Without the images, output each record below as it stands.

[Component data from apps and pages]
◆ ◆ ◆
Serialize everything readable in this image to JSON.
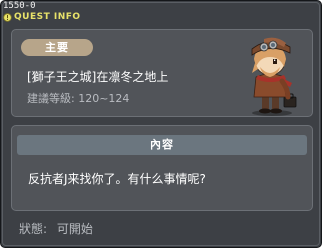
{
  "window": {
    "quest_id": "1550-0",
    "title": "QUEST INFO",
    "title_icon": "quest-info-icon"
  },
  "info": {
    "category": "主要",
    "quest_name": "[獅子王之城]在凛冬之地上",
    "recommended_level": "建議等級: 120~124",
    "npc_portrait": "npc-character-portrait"
  },
  "content": {
    "header": "內容",
    "dialogue": "反抗者J来找你了。有什么事情呢?"
  },
  "status": {
    "label": "狀態:",
    "value": "可開始"
  },
  "colors": {
    "window_bg": "#3d4045",
    "panel_bg": "#515459",
    "title_yellow": "#e8e26a",
    "badge_tan": "#b7a58a",
    "header_slate": "#6b767f",
    "muted_text": "#b9bcc1"
  }
}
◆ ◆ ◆
Response box:
Serialize everything readable in this image to JSON.
{
  "window": {
    "quest_id": "1550-0",
    "title": "QUEST INFO",
    "title_icon": "quest-info-icon"
  },
  "info": {
    "category": "主要",
    "quest_name": "[獅子王之城]在凛冬之地上",
    "recommended_level": "建議等級: 120~124",
    "npc_portrait": "npc-character-portrait"
  },
  "content": {
    "header": "內容",
    "dialogue": "反抗者J来找你了。有什么事情呢?"
  },
  "status": {
    "label": "狀態:",
    "value": "可開始"
  },
  "colors": {
    "window_bg": "#3d4045",
    "panel_bg": "#515459",
    "title_yellow": "#e8e26a",
    "badge_tan": "#b7a58a",
    "header_slate": "#6b767f",
    "muted_text": "#b9bcc1"
  }
}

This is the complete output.